There are a lot of nootropics that are interesting. Hydergine is one used commonly in Europe. This is a popular prescription drug in France used mostly by old people to help the circulation system. Choline, inositol, inosine, noortropil and others are all being used extensively by elite athletes.
The number one nootropic of them all, though, is water. This is simply because it's the carrier of all the "signals". If you're not properly hydrated then none of the signals go. Here's a macabre example of what I mean: When people get fatal diseases and they're dying, they don't want to drink any water. The reason they instinctively stop drinking is to reduce the pain. Without the fluid the transmission of signals is reduced.
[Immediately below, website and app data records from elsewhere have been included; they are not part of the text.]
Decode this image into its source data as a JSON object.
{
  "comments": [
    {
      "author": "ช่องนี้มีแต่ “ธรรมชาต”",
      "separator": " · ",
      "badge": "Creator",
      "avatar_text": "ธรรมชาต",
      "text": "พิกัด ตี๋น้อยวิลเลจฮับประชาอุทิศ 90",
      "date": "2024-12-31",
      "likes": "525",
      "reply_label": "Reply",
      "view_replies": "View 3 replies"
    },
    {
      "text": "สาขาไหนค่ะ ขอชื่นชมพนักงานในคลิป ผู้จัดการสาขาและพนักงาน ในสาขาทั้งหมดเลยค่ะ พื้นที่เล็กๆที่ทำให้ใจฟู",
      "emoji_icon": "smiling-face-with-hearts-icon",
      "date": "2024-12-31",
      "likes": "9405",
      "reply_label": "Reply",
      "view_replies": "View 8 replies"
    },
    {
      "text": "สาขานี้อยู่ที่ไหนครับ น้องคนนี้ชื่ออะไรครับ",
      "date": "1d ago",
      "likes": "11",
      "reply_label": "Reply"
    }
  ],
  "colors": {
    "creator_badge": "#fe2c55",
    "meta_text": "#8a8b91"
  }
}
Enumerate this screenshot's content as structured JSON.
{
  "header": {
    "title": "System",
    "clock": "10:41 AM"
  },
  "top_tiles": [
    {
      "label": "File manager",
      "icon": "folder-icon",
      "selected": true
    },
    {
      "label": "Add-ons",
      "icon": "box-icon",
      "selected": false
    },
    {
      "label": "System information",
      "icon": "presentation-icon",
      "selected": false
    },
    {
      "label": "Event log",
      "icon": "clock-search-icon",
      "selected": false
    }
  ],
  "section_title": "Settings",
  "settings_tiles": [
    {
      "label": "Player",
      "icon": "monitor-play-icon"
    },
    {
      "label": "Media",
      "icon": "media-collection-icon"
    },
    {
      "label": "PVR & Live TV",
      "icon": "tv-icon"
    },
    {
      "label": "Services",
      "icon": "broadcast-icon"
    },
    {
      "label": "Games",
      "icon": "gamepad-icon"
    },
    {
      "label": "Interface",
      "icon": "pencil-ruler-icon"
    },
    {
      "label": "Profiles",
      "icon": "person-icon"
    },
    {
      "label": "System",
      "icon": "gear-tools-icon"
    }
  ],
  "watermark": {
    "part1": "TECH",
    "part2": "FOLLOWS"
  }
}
Of course, athletes need the feedback to perform, but you see how water plays an important role.
My suggestion is that once you find the optimum amount of water to take in, you should carry it with you in a bottle so you can see exactly how much you've consumed. This way you'll know if you'd had the amount you think you have. You're just eliminating the guesswork. Also, watch out for things you know take water out. For example, don't count as part of your fluid consumption coffee, soda pop and stuff like that. Juices should also be avoided since they're just sugar water.
Q: What do you think of pulling tires or other weights? I read a book that said this should be a staple exercise for sprinters.
A: I think it can be good. The East Germans, in fact, did this almost exclusively (you know, if they weren't busy having sex). Only a few of their athletes actually lifted weights on their sprint team, although I don't think it's necessary to be that specific. My athletes would use a resistance device called an Isorbic Exerciser which was good once we added extra line to it.
The idea here is to have very limited resistance. You don't want to slow yourself down by more than 20%. If you do, you're losing the elasticity of the sprint action. If the resistance is too much and you resemble a sled dog coming out of the start, then you're not getting any of the effect you want.
Now, the best way to do this is to time the intervals. You can't judge it by weight because it depends on the slickness of the surface, so you have to judge it by time. So if you're running 30 meters in 4 seconds you wouldn't want it slower than 4.4 to 4.8. The majority of the acceleration in sprinting is achieved by 30 meters, so I wouldn't use distances beyond 30 meters.
Q: What do you think of overspeed training?
A: Downhill running alters hip position and towing is useless and dangerous. Everyone can move their legs fast enough through the air, it's only ground contact that slows you down. In simplest terms, the shorter the ground contact the faster the runner. Towing causes the foot to land too far ahead of the center of gravity causing the sprinter to spend more time on the ground. The only overspeed training we ever used was running with the wind.